**Dataset entries:**
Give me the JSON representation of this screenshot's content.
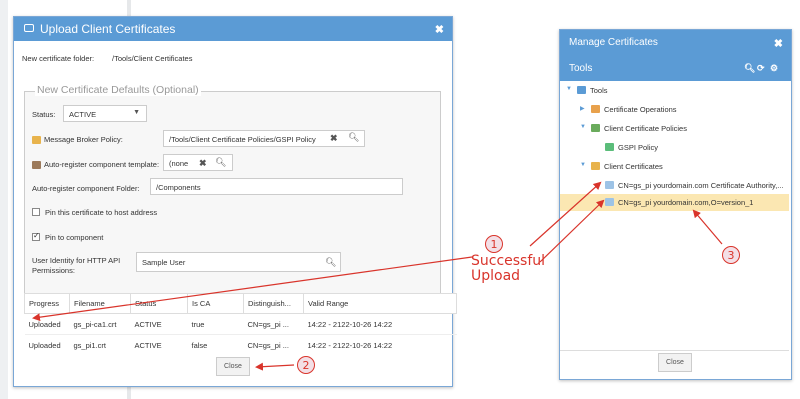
{
  "upload": {
    "title": "Upload Client Certificates",
    "folder_label": "New certificate folder:",
    "folder_value": "/Tools/Client Certificates",
    "defaults_legend": "New Certificate Defaults (Optional)",
    "status_label": "Status:",
    "status_value": "ACTIVE",
    "broker_label": "Message Broker Policy:",
    "broker_value": "/Tools/Client Certificate Policies/GSPI Policy",
    "autoreg_template_label": "Auto-register component template:",
    "autoreg_template_value": "(none",
    "autoreg_folder_label": "Auto-register component Folder:",
    "autoreg_folder_value": "/Components",
    "pin_host_label": "Pin this certificate to host address",
    "pin_component_label": "Pin to component",
    "user_identity_label_1": "User Identity for HTTP API",
    "user_identity_label_2": "Permissions:",
    "user_identity_value": "Sample  User",
    "columns": [
      "Progress",
      "Filename",
      "Status",
      "Is CA",
      "Distinguish...",
      "Valid Range"
    ],
    "rows": [
      [
        "Uploaded",
        "gs_pi-ca1.crt",
        "ACTIVE",
        "true",
        "CN=gs_pi ...",
        "14:22 - 2122-10-26 14:22"
      ],
      [
        "Uploaded",
        "gs_pi1.crt",
        "ACTIVE",
        "false",
        "CN=gs_pi ...",
        "14:22 - 2122-10-26 14:22"
      ]
    ],
    "close_label": "Close"
  },
  "manage": {
    "title": "Manage Certificates",
    "tools_header": "Tools",
    "tree": {
      "root": "Tools",
      "cert_ops": "Certificate Operations",
      "client_policies": "Client Certificate Policies",
      "gspi_policy": "GSPI Policy",
      "client_certs": "Client Certificates",
      "cert1": "CN=gs_pi yourdomain.com Certificate Authority,...",
      "cert2": "CN=gs_pi yourdomain.com,O=version_1"
    },
    "close_label": "Close"
  },
  "annotations": {
    "one": "1",
    "two": "2",
    "three": "3",
    "text_line1": "Successful",
    "text_line2": "Upload",
    "color": "#d9342b"
  },
  "colors": {
    "titlebar": "#5b9bd5",
    "selection": "#fbe7b2"
  }
}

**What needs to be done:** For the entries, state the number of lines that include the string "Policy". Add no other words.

**Exercise response:** 3